:: Description of the task ::
Search the data below for the string "this" and copy all lines where it shows up.

BEGIN

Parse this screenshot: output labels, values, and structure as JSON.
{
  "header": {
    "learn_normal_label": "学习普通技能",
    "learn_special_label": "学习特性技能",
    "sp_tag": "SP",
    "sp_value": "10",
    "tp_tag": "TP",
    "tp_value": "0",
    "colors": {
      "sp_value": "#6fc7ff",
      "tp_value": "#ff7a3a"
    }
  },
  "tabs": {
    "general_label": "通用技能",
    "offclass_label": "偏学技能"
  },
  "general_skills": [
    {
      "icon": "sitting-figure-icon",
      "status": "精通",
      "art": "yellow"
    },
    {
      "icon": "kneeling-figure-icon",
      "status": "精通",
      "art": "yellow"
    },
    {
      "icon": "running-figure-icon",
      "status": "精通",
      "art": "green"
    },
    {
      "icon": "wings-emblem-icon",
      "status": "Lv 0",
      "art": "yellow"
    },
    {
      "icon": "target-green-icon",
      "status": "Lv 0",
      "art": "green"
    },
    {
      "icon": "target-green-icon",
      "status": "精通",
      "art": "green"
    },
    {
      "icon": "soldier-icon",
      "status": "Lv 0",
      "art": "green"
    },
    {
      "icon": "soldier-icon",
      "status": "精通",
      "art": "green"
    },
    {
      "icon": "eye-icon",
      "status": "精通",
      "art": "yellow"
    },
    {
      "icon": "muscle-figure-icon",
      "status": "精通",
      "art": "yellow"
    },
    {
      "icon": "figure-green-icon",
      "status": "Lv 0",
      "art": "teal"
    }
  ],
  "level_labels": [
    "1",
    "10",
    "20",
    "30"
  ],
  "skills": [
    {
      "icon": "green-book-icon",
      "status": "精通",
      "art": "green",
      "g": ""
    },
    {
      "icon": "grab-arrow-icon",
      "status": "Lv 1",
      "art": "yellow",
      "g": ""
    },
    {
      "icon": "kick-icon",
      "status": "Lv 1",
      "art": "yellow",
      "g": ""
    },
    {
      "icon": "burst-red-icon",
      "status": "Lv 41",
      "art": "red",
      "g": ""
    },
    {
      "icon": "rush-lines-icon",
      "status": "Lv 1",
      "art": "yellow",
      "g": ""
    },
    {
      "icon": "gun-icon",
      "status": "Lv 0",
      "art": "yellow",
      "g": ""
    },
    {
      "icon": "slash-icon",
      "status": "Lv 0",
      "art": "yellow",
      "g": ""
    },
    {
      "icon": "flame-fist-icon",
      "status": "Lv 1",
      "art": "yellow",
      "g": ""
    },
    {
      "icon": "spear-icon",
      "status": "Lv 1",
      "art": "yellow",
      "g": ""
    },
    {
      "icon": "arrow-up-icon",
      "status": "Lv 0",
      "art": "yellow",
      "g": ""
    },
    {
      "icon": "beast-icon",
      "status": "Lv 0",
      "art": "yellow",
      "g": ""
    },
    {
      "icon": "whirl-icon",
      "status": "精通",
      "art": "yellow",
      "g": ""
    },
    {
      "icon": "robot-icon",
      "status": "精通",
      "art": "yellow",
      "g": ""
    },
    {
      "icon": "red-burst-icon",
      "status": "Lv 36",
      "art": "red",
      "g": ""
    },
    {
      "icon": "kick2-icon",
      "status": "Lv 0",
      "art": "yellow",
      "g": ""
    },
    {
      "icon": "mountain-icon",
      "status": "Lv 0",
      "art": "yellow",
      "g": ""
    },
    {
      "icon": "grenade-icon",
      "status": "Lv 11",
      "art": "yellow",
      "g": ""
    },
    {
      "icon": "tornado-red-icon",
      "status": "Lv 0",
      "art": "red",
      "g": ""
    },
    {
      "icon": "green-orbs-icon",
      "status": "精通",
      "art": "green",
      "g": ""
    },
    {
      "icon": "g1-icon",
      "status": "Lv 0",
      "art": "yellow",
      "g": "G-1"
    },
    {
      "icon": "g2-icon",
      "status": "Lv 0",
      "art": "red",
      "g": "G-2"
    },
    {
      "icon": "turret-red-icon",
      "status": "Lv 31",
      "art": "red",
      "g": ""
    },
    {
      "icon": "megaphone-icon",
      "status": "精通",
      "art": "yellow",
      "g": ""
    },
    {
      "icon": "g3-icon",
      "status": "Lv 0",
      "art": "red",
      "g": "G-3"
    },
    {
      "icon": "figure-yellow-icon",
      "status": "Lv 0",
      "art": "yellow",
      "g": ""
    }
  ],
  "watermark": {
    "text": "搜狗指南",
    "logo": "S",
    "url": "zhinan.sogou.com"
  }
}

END
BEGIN

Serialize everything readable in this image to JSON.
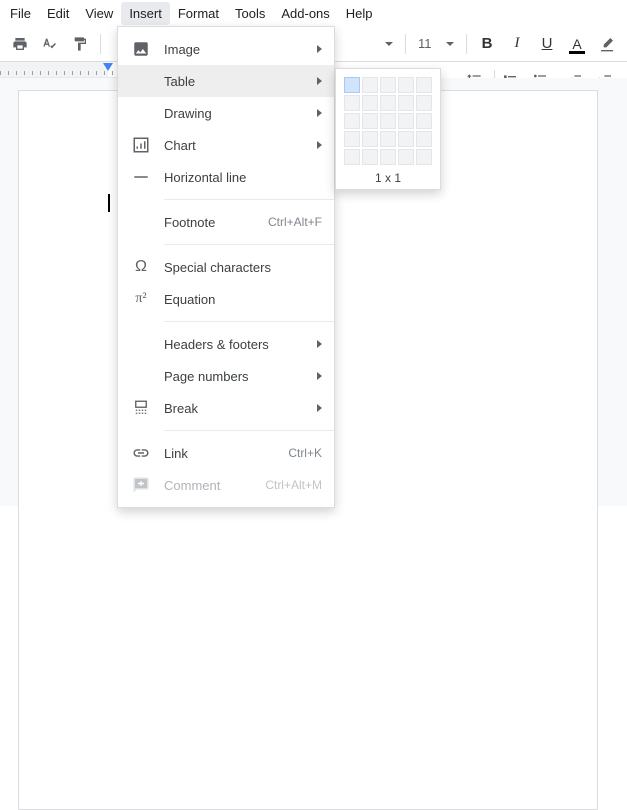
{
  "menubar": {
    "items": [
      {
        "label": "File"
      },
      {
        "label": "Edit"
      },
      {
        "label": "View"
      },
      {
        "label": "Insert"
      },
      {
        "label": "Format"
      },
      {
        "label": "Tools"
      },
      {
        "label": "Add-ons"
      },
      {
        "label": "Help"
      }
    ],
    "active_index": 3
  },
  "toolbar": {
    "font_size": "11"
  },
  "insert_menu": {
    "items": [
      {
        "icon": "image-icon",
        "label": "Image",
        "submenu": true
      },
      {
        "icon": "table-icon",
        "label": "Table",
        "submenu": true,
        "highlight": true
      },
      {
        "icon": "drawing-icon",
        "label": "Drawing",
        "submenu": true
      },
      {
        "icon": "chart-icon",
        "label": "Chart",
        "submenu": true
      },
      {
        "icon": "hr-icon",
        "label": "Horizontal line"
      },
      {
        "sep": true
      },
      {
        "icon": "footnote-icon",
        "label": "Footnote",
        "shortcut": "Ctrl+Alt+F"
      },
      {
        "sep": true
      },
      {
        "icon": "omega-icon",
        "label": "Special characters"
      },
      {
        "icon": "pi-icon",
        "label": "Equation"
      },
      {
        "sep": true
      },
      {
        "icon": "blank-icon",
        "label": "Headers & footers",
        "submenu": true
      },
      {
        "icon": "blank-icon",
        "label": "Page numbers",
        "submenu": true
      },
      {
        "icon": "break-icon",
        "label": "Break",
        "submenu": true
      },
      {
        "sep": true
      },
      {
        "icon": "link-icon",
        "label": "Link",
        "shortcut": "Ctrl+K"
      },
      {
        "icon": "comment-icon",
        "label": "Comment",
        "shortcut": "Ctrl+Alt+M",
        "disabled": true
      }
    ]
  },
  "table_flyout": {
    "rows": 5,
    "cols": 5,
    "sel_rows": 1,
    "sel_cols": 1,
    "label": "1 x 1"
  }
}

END

:: Written answer ::
Parse this screenshot: output labels, values, and structure as JSON.
Serialize everything readable in this image to JSON.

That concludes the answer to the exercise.